= Action item =
Copy out each line below in which the string "this" appears.

Data items
>>

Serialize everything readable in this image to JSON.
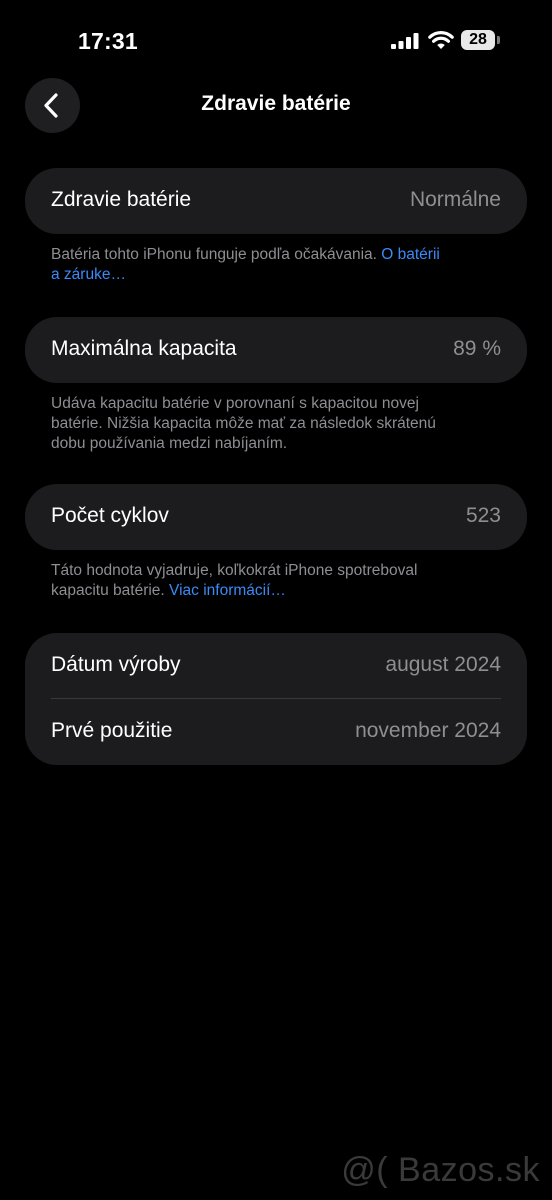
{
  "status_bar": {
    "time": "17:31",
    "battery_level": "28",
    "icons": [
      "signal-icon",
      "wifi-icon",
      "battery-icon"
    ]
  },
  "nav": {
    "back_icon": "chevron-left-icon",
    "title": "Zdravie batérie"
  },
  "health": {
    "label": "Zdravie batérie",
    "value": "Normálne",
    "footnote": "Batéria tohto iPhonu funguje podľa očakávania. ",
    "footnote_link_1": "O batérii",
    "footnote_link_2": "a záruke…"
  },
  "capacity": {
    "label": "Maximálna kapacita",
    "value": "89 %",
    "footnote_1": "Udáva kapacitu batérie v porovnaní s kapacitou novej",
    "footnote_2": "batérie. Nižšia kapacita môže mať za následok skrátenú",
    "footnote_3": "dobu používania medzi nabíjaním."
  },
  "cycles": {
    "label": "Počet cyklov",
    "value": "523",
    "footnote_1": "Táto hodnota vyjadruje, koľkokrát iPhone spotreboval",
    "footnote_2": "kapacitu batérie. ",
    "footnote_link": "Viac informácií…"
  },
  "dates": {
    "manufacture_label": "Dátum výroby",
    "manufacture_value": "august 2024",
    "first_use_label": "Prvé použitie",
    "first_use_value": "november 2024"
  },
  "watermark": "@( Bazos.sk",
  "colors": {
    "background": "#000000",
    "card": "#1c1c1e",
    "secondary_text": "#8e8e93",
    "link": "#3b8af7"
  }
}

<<
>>

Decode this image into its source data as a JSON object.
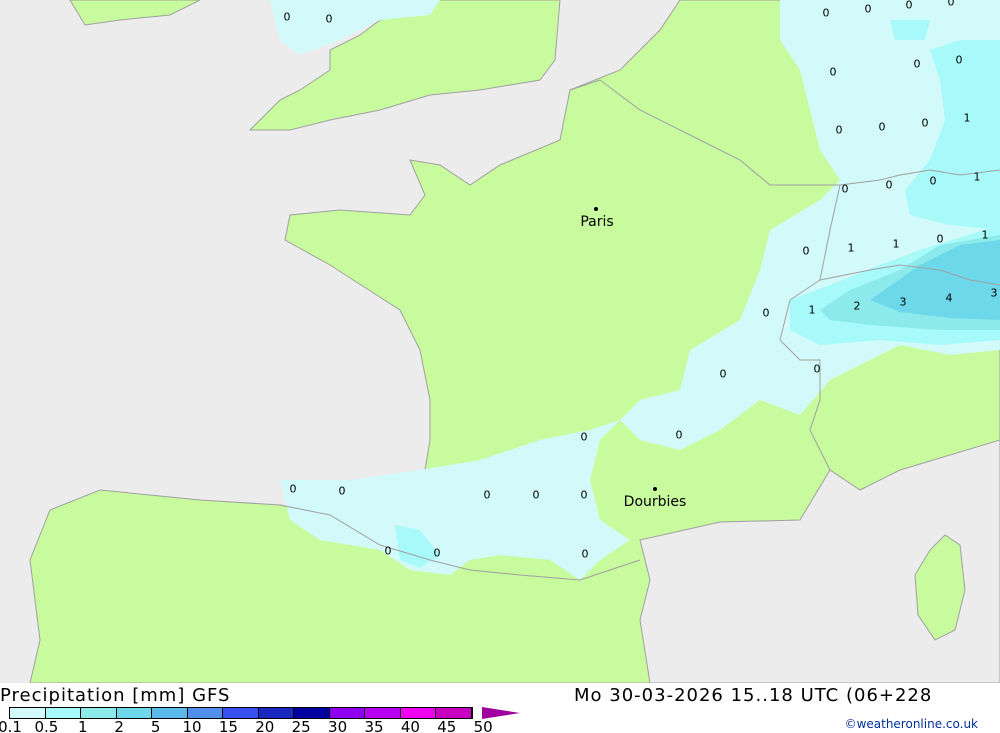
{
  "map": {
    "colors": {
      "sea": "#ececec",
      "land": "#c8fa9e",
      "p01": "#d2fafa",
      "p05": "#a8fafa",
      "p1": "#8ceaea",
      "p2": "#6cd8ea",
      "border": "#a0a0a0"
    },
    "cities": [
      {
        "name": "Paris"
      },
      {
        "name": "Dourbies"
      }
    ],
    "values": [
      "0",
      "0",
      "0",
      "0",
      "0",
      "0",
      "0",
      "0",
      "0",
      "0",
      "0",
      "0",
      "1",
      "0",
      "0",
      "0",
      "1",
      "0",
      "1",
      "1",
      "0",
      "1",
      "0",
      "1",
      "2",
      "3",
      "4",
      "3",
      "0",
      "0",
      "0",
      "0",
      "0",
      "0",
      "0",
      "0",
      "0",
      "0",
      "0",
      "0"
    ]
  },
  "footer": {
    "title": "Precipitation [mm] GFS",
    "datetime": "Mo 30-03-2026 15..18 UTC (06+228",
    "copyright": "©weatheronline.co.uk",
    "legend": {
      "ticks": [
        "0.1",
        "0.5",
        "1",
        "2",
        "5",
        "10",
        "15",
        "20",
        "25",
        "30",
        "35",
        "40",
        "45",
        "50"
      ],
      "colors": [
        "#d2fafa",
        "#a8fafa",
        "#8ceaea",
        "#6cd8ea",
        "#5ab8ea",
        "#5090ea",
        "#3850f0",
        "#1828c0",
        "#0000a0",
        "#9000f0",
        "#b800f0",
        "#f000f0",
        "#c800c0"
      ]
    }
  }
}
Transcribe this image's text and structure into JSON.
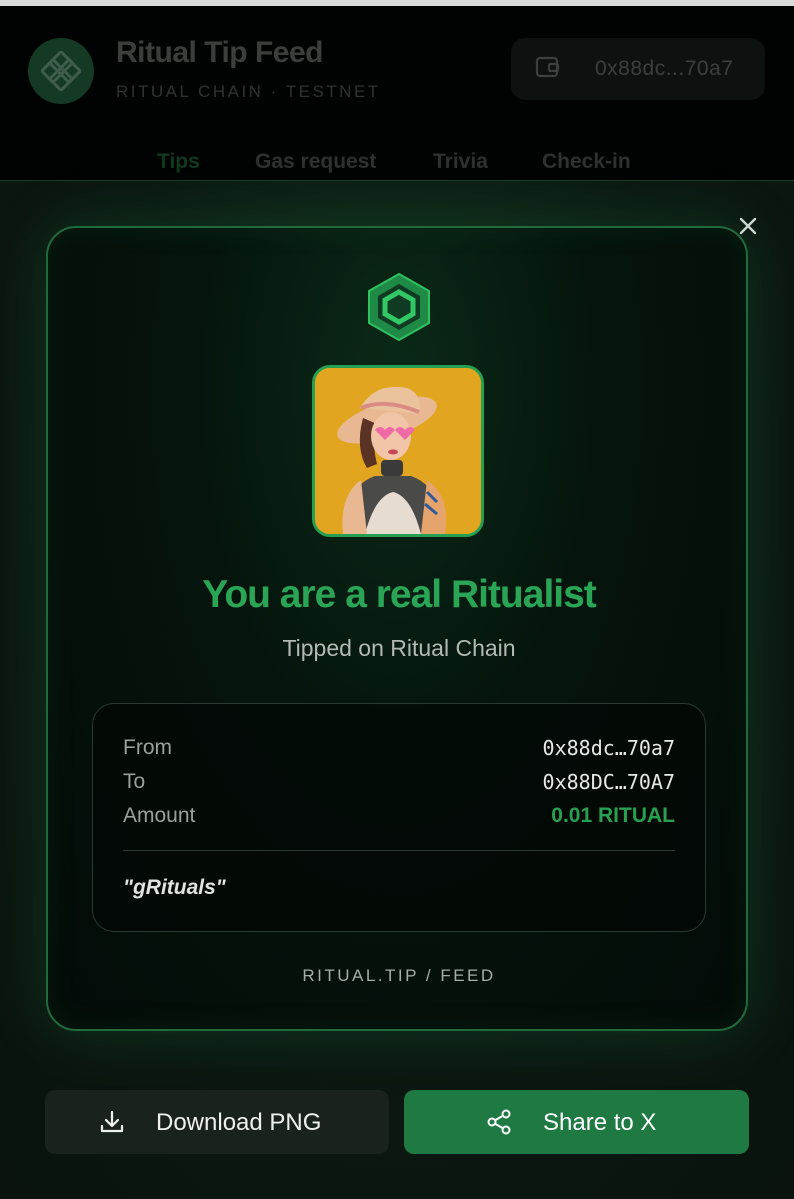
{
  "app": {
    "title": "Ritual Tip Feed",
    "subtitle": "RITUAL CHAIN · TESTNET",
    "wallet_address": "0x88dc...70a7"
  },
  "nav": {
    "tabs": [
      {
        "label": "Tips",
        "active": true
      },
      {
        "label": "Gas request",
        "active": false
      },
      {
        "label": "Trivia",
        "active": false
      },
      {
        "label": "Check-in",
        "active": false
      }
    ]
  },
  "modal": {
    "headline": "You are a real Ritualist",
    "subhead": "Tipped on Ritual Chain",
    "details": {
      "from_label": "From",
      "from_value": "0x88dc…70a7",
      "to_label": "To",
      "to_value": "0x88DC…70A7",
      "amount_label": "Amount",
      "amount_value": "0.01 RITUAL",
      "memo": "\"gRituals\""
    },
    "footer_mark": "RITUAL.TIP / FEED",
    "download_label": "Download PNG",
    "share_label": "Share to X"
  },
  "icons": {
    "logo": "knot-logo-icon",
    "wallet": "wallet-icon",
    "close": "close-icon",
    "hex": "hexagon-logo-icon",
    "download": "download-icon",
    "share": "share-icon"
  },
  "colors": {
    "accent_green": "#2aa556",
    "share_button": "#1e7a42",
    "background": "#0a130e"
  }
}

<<
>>

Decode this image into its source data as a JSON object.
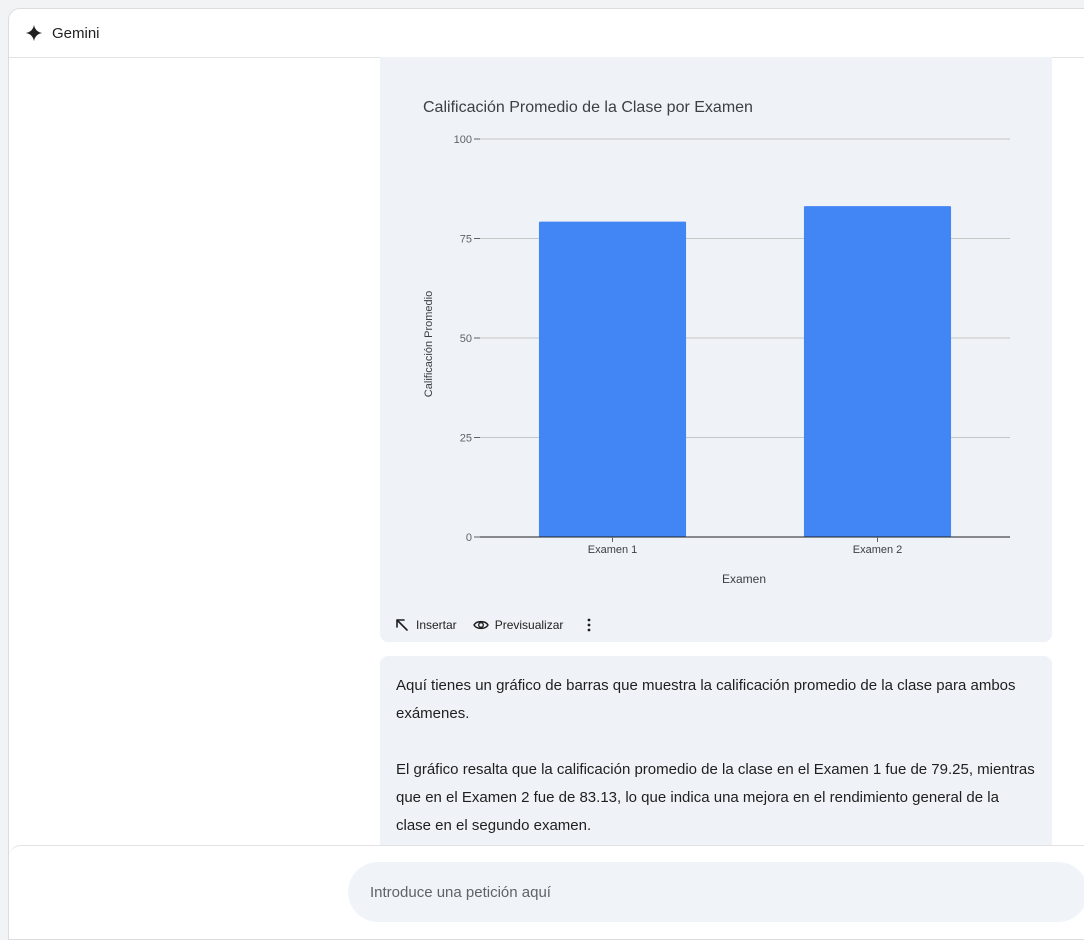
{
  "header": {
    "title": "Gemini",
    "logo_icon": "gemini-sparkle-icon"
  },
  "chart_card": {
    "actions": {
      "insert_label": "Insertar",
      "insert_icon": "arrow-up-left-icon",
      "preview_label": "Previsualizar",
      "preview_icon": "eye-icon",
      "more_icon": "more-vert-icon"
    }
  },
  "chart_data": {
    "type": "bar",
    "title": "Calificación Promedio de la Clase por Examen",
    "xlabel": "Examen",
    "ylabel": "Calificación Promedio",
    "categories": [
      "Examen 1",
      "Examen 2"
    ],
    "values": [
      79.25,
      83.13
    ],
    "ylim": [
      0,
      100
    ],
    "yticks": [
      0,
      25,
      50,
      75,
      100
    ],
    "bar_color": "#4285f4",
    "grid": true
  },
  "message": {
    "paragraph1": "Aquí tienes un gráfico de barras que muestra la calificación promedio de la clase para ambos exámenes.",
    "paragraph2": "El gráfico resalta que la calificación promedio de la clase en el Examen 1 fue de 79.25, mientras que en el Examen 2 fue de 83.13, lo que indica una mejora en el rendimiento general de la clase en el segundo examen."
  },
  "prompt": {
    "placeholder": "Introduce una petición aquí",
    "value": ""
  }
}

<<

= Output of the exercise =
Serialize everything readable in this image to JSON.
Decode this image into its source data as a JSON object.
Transcribe this image's text and structure into JSON.
Decode this image into its source data as a JSON object.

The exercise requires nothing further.